plugin_nginx_1         | {"url":"https://www.tiredpixel.com:443/2012/11/14/constant-hum/","retrieved":"2022-02-07T13:32:09.17470377Z","processor":{"tag":"crawler-html","href":"/processor/777577e4-4d36-4990-9d17-c5889cbd3652"},"crawl":{"began":"2022-02-07T13:27:20.814211594Z","href":"/site/aHR0cHM6Ly93d3cudGlyZWRwaXhlbC5jb206NDQz/crawl/2022-02-07T13:27:20.814211594Z"},"data":{"header":{"Content-Type":"text/html","Date":"Mon, 07 Feb 2022 13:32:09 GMT","Last-Modified":"Sun, 06 Feb 2022 16:36:39 GMT","Strict-Transport-Security":"max-age=15724800; includeSubDomains","Content-Length":"30263","ETag":"\"61fff917-7637\"","Connection":"keep-alive","Accept-Ranges":"bytes"},"method":"GET","status":200,"duration":4.5782555e-2,"error":null},"site":{"url":"https://www.tiredpixel.com:443","href":"/site/aHR0cHM6Ly93d3cudGlyZWRwaXhlbC5jb206NDQz"}}
plugin_nginx_1         | 172.21.0.3 -  [07/Feb/2022:13:32:10 +0000] "POST / HTTP/1.1" 202 0 "" "" ""
plugin_nginx_1         | {"url":"https://www.tiredpixel.com:443/2012/11/26/you-play-jazz/","retrieved":"2022-02-07T13:32:10.223593991Z","processor":{"tag":"crawler-html","href":"/processor/777577e4-4d36-4990-9d17-c5889cbd3652"},"crawl":{"began":"2022-02-07T13:27:20.814211594Z","href":"/site/aHR0cHM6Ly93d3cudGlyZWRwaXhlbC5jb206NDQz/crawl/2022-02-07T13:27:20.814211594Z"},"data":{"header":{"Content-Type":"text/html","Date":"Mon, 07 Feb 2022 13:32:10 GMT","Last-Modified":"Sun, 06 Feb 2022 16:36:39 GMT","Strict-Transport-Security":"max-age=15724800; includeSubDomains","Content-Length":"30296","ETag":"\"61fff917-7658\"","Connection":"keep-alive","Accept-Ranges":"bytes"},"method":"GET","status":200,"duration":4.4647877e-2,"error":null},"site":{"url":"https://www.tiredpixel.com:443","href":"/site/aHR0cHM6Ly93d3cudGlyZWRwaXhlbC5jb206NDQz"}}

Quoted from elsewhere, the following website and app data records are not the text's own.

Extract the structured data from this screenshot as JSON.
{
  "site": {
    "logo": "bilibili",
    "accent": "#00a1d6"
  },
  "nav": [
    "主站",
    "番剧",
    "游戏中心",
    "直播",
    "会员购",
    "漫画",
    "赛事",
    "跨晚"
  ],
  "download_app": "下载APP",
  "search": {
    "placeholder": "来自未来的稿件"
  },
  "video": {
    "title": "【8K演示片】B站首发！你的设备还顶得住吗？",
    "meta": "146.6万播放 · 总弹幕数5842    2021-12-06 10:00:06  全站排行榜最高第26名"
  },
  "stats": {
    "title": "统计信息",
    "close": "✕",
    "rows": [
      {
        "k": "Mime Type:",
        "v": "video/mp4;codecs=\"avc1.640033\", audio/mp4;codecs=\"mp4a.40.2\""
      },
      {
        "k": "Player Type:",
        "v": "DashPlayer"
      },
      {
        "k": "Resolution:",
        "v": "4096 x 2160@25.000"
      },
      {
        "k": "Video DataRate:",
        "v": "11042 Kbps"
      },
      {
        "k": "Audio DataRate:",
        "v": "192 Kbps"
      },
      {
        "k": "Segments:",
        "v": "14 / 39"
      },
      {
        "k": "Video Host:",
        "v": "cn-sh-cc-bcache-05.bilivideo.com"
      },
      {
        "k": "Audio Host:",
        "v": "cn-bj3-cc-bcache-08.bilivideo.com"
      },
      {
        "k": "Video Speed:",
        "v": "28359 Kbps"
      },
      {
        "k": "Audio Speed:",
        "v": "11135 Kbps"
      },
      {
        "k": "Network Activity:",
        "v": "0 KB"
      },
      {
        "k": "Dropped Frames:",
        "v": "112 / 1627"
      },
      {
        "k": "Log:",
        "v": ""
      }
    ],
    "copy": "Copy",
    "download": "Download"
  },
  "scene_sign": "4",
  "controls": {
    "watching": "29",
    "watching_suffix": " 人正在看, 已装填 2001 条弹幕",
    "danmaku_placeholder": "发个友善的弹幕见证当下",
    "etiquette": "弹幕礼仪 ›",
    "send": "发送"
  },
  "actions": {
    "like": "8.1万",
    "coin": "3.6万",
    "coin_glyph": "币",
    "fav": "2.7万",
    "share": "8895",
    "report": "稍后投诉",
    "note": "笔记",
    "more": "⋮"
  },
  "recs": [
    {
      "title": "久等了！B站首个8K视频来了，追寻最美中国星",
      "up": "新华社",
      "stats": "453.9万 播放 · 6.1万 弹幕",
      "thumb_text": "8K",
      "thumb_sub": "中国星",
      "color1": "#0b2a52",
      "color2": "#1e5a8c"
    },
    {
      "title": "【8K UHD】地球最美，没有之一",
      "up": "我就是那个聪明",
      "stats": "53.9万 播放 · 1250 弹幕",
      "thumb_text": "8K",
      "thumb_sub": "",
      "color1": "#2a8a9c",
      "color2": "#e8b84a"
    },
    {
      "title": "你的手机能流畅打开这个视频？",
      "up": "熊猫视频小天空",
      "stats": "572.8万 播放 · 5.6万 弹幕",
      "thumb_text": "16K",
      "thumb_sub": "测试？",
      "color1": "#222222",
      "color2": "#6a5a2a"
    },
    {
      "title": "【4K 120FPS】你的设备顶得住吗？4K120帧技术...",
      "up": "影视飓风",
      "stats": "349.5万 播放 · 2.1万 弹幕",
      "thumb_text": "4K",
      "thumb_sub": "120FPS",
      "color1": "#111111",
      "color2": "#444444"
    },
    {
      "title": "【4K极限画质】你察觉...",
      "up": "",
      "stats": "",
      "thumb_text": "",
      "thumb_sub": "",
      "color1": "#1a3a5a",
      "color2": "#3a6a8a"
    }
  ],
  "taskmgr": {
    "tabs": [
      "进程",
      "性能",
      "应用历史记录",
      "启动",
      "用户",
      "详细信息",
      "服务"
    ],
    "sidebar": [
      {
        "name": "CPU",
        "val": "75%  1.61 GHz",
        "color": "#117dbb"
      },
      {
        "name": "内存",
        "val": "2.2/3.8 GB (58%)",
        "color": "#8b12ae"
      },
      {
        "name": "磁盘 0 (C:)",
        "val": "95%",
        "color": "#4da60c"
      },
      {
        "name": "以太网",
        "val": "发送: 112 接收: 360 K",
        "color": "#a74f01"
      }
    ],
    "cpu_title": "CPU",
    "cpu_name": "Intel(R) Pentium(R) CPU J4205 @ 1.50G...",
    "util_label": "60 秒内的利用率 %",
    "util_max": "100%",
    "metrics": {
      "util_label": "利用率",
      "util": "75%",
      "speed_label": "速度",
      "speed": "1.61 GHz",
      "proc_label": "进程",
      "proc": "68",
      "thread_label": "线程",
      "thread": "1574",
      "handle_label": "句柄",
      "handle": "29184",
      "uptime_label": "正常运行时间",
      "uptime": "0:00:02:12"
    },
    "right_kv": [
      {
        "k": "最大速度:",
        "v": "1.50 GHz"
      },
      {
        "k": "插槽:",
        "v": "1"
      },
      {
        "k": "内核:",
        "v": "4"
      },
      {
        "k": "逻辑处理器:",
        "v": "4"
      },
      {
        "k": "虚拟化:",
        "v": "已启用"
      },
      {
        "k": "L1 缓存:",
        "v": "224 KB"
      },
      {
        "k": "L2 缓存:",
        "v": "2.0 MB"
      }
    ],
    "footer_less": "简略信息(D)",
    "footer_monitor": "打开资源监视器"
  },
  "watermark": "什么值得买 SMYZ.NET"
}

Unlike some other crawlers, with Isoxya results arrive almost instantaneously—i.e. there is no ‘crawl finalisation’ stage. That means that even for very large sites, you can typically start consuming the data within around just one second (!), and each page will flow through the engine and plugins and arrive through the streamers until completion.

Summary

Isoxya API redefines flexibility when it comes to crawling and scraping. Instead of being single-purpose, it supports an ecosystem of plugins to define and extend core functionality, which can written in any of a number of programming languages. The open-source nature of both Isoxya API and various example plugins allows you to use, examine, adapt, or replace individual components according to need or whim. Since both the API and the plugins operate over well-defined JSON interfaces, it’s possible to start off using Isoxya and later scale using Isoxya Pro if needed.